Replication between HCI clusters is a bit of a different puppy compared to big iron Fiber channel storage systems replicating data from site to site for a 100% fail-over capability multi-site wise.
With HCI systems for example you are failing over the entire Virtual Machine with the data from one cluster to another.
We are basically setting up protection domains.
You could also setup protection policies but this is a lot more complicated.
So the first decision to make is which ones will you replicate between clusters?
If you just want to replicate everything from a primary site to a secondary site in an Active-Active Schema then there are some things to think about here such as:
Does each cluster have the CPU, RAM and storage to run its own load plus the other clusters data?
How much time will it take to fail-over?
How long will it take to fail-over the failed-over cluster data back to its proper cluster and come back online?
All sorts of interesting IP and DNS problems come with such setups that involves some intricate VLAN planning and orchestration to pull off
Network Gear needs setting up to do this properly - switches, routers, load balancers and firewalls are in the mix here, IP addresses, VLANs and the like need to be assigned in this piece
A standard operating procedure to make sure this works as intended needs to be setup and documented for troubleshooting purposes
Ideally clusters doing replication can be brought up side by side and data replicated the first time between them so that the WAN sync once the remote site is setup at the actual remote site does not impinge daily operations too much
If data is lost in the failover event, how much was lost and what steps will be in effect to input the data and resume BC/DR emergency operations at the remaining site?
You need to develop a full DR/BC plan - (Disaster recover actually does come become business continuity)
The physics also needs to be reckoned with - distance between the sites = latency and response in milliseconds
If the sites can use synchronous or asynchronous - again a physics thing, synchronous is limited to within a 60 mile radius between the sites to work really well. A simple ping test will give you link responses in milliseconds to help you here

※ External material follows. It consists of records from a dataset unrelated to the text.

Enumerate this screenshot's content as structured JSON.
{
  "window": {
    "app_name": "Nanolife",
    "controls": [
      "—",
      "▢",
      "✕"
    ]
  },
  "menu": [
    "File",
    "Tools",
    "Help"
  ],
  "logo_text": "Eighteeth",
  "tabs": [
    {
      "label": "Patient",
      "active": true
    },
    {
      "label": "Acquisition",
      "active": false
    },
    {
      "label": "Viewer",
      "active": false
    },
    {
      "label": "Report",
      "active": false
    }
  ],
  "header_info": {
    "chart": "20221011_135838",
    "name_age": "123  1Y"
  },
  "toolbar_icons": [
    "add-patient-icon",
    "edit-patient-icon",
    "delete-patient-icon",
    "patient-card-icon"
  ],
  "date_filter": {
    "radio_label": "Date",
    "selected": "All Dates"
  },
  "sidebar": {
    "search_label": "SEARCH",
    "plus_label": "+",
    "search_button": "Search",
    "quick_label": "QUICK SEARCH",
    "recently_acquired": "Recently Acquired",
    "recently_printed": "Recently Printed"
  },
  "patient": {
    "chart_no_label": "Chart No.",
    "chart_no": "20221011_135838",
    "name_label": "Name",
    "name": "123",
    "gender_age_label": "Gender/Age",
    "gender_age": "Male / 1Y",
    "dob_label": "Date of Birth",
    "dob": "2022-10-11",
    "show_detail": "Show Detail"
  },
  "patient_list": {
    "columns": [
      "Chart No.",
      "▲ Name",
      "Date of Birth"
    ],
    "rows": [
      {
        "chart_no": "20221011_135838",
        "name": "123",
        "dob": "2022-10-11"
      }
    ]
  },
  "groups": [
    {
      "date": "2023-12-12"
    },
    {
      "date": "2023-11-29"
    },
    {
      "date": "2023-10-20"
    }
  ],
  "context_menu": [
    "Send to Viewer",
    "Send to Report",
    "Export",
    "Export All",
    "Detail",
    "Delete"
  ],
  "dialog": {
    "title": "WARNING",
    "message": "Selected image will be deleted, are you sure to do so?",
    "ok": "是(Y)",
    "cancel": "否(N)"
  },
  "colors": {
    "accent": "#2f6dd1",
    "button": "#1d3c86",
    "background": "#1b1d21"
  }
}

How big is your WAN link between the two sites? Some have their own dark fibre on the same campus and the cost is already made in the dark fiber cable others have to pay a telco for the port and the speed and feed is set